By Benjamin Geer
I left a successful career as a software developer in London to study Arabic and do a PhD in Middle East Studies. I then had a traditional one-year visiting assistant professor job (in Egypt) and a traditional one-year post-doc (in Singapore), while applying for about 50 academic jobs per year. By then I’d had enough of the academic job hunt, which demanded a great deal of time and effort but offered terrible odds and highly arbitrary results, and my wife and I were tired of moving to a different country every year, especially with a child. I was thinking about going back to software development, but knew I’d have to update my skills, since I hadn’t had a programming job in seven years. My wife then got a job in Germany that gave us a little breathing space, and I taught as an adjunct for a semester while trying to figure out what to do next.
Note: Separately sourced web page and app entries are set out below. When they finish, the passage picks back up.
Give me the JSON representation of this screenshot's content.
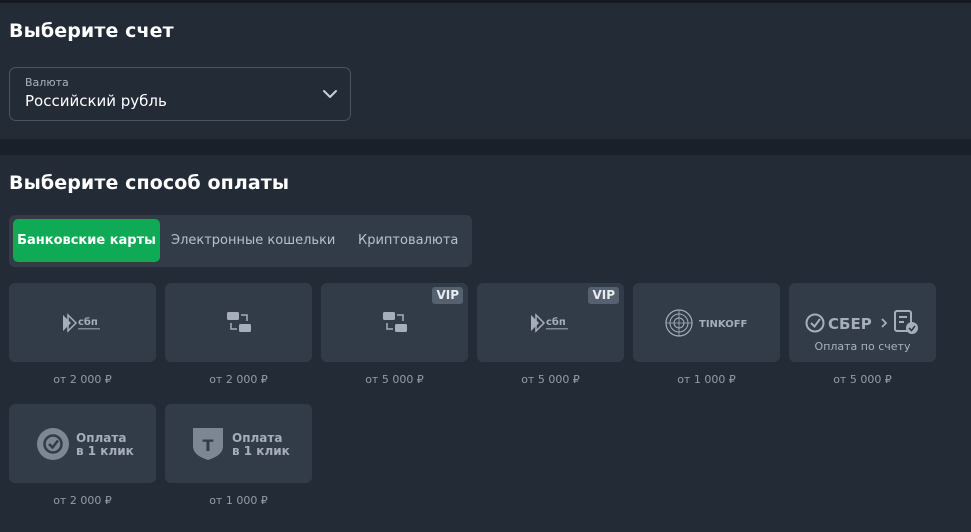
{
  "account": {
    "title": "Выберите счет",
    "currency_label": "Валюта",
    "currency_value": "Российский рубль"
  },
  "payment": {
    "title": "Выберите способ оплаты",
    "tabs": [
      {
        "label": "Банковские карты",
        "active": true
      },
      {
        "label": "Электронные кошельки",
        "active": false
      },
      {
        "label": "Криптовалюта",
        "active": false
      }
    ],
    "methods": [
      {
        "logo": "sbp-logo",
        "logo_text": "сбп",
        "vip": "",
        "price": "от 2 000 ₽"
      },
      {
        "logo": "bank-transfer-icon",
        "vip": "",
        "price": "от 2 000 ₽"
      },
      {
        "logo": "bank-transfer-icon",
        "vip": "VIP",
        "price": "от 5 000 ₽"
      },
      {
        "logo": "sbp-logo",
        "logo_text": "сбп",
        "vip": "VIP",
        "price": "от 5 000 ₽"
      },
      {
        "logo": "tinkoff-logo",
        "logo_text": "TINKOFF",
        "vip": "",
        "price": "от 1 000 ₽"
      },
      {
        "logo": "sber-logo",
        "logo_text": "СБЕР",
        "subtitle": "Оплата по счету",
        "vip": "",
        "price": "от 5 000 ₽"
      },
      {
        "logo": "sber-checkmark-icon",
        "line1": "Оплата",
        "line2": "в 1 клик",
        "vip": "",
        "price": "от 2 000 ₽"
      },
      {
        "logo": "tinkoff-shield-icon",
        "shield_letter": "T",
        "line1": "Оплата",
        "line2": "в 1 клик",
        "vip": "",
        "price": "от 1 000 ₽"
      }
    ]
  },
  "colors": {
    "background": "#1a2029",
    "panel": "#232b37",
    "card": "#323b48",
    "accent": "#0faa55",
    "muted_text": "#939ca8"
  }
}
I’d heard of a field called digital humanities, which sounded like it might enable me to use my programming skills while staying in or near an academic environment. It turned out that the Digital Humanities Lab at the University of Basel had an opening for someone with a background both in the humanities and in software development. After a brief exchange of emails, they invited me for an interview and made me an offer immediately, which was certainly a contrast to the typical long, formal academic job application process. I asked for and got a flexible working arrangement: I work in Basel three days a week, and work from home in Germany two days a week. Best of all, one day a week is set aside for my own research. The lab’s current funding situation doesn’t enable them to offer long-term contracts, so I’m on my second short-term contract (my official title is post-doc), but there’s at least a possibility that this will turn into a permanent job.
Having gone through a period of mourning my former ambition to have a traditional academic career, I think my current situation actually seems better. I don’t take my work home with me, and I have more time for research and writing than I did when I was a visiting assistant professor working 12-hour days and weekends to prepare courses. Since I’m under no pressure to publish anything, I can do the research I’m most interested in, rather than the research I think I can publish quickly. So it seems that I actually have more academic autonomy than I would have in a conventional academic career.